T. Gangadhar: Well, there is nothing that cannot work in India. Digital penetration is what could be a challenge but we need to work around it and I am sure that can also be got in control.
Adgully: How was 2013 for MEC and what are your expectations from 2014?
Melanie Varley: Our business has grown double in last four years and we are looking to grow again if not faster but probably one step ahead at least. Secondly we want to expand both our initiatives: Digital data and Strategic leadership globally and make them part of business platform and also want to develop the product.
Adgully: Tell us about some of the international developments that have happened at MEC lately.
Melanie Varley: Though you must have heard about a few of them, but just to name a few, I would say we have acquired some really good projects in different countries which we are rolling out very soon.
Adgully: Any specific mandate that had been given to MEC India?
Melanie Varley: We would want to focus and be up-to-the-mark as far as the digital shift is concerned and we would want to let our product grow.
Adgully: What changes you think will happen in industry in the next two years?
Melanie Varley: I think digital spends will overtake TV within two years in top 10-15 markets; Social and E-commerce will become a bigger part in consumer’s life in terms of time spend than TV; media time is growing a lot more time will be spent on social and digital. Taking cue from US where there is 15% of digital display in programmatic buying; I believe there will be other countries too in the world where there'll be a shift towards programmatic buying.
Melanie Varley, who started her career as a Marketing Executive at Sainsbury, in her role as Chief Strategy officer, takes responsibility for designing their future business model and for the global development and integration of their product and services.
T Gangadhar who has spent over 17 years in the field of marketing and advertising, joined MEC as Managing Director India in 2008.
Melanie was previously CEO, Europe, Middle East and Africa. Her work focused on building our network capabilities and managing staff and offices in over 50 countries. She also rolled out MEC Interaction and MEC Access across the region.
T Gangadhar started his advertising career in 1994 as Management Trainee in Mudra Communications.

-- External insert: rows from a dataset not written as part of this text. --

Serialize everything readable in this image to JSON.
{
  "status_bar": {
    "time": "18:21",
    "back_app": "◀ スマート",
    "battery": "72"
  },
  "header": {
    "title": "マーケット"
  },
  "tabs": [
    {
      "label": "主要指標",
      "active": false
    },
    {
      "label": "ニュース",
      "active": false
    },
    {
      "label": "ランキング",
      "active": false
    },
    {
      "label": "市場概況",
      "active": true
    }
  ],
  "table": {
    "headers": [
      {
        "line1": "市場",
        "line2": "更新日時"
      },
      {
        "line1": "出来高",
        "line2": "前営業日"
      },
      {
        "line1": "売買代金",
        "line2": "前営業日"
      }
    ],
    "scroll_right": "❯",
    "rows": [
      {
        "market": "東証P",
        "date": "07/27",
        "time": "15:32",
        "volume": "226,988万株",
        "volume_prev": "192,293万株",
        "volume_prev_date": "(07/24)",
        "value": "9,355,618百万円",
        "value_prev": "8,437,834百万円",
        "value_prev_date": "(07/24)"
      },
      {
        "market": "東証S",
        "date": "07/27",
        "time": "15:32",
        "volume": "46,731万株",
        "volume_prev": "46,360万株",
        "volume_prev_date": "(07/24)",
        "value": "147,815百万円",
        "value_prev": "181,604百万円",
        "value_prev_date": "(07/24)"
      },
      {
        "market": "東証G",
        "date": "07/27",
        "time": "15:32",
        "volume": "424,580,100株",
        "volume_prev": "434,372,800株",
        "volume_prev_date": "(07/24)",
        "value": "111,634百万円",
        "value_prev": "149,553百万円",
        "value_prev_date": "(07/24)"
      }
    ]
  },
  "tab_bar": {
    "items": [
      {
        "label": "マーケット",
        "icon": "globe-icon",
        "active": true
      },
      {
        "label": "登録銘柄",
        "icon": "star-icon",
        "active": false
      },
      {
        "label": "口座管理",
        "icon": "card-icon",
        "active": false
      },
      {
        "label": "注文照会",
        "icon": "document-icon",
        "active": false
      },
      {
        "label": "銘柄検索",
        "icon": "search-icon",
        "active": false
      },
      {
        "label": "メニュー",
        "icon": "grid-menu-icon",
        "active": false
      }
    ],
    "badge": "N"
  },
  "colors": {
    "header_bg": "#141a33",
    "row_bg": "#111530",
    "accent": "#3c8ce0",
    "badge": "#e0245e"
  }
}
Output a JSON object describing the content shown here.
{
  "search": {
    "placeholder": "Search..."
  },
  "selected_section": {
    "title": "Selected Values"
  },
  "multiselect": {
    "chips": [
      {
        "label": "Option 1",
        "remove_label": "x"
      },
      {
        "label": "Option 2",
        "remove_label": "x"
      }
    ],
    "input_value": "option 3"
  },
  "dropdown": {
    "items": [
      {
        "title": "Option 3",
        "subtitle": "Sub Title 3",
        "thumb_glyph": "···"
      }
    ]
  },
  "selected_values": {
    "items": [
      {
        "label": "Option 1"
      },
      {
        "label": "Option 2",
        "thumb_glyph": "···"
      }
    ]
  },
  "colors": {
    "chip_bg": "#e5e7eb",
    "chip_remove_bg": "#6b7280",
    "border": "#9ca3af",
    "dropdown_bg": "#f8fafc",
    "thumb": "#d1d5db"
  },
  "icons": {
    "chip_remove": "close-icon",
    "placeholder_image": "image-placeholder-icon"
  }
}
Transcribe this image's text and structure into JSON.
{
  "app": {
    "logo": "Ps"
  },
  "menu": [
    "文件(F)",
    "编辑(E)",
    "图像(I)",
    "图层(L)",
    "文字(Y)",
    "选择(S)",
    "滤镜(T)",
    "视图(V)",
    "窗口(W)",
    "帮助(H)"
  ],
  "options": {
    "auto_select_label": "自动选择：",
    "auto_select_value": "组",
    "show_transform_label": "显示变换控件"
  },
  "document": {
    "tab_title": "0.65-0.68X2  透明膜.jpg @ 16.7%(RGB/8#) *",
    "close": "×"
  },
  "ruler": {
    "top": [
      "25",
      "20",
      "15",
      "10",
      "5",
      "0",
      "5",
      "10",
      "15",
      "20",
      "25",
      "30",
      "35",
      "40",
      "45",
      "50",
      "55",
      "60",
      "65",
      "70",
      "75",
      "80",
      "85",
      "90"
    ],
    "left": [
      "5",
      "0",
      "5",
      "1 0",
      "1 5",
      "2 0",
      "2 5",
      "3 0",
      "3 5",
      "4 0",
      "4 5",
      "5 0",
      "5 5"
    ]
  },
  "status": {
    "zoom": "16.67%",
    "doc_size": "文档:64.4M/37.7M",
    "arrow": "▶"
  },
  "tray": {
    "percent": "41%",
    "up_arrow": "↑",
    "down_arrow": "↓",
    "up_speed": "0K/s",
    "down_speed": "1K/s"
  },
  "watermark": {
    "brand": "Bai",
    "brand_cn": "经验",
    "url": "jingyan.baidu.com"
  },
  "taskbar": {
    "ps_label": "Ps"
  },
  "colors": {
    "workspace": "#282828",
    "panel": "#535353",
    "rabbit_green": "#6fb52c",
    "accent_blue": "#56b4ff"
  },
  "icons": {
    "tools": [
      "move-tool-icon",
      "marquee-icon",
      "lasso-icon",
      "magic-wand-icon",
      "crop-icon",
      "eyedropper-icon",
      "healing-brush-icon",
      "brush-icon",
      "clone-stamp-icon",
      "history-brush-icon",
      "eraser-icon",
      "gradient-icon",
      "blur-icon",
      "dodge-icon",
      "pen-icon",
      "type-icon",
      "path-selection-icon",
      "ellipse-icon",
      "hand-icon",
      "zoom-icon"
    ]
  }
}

MEC has been quite assertive in terms of adding clients to its kitty. Globally, they have GE, nationally, Butterfly Gandhimathi Appliances, Reliance Group - Reliance Capital and the Financial Services Businesses, Manorama Group and GoDaddy.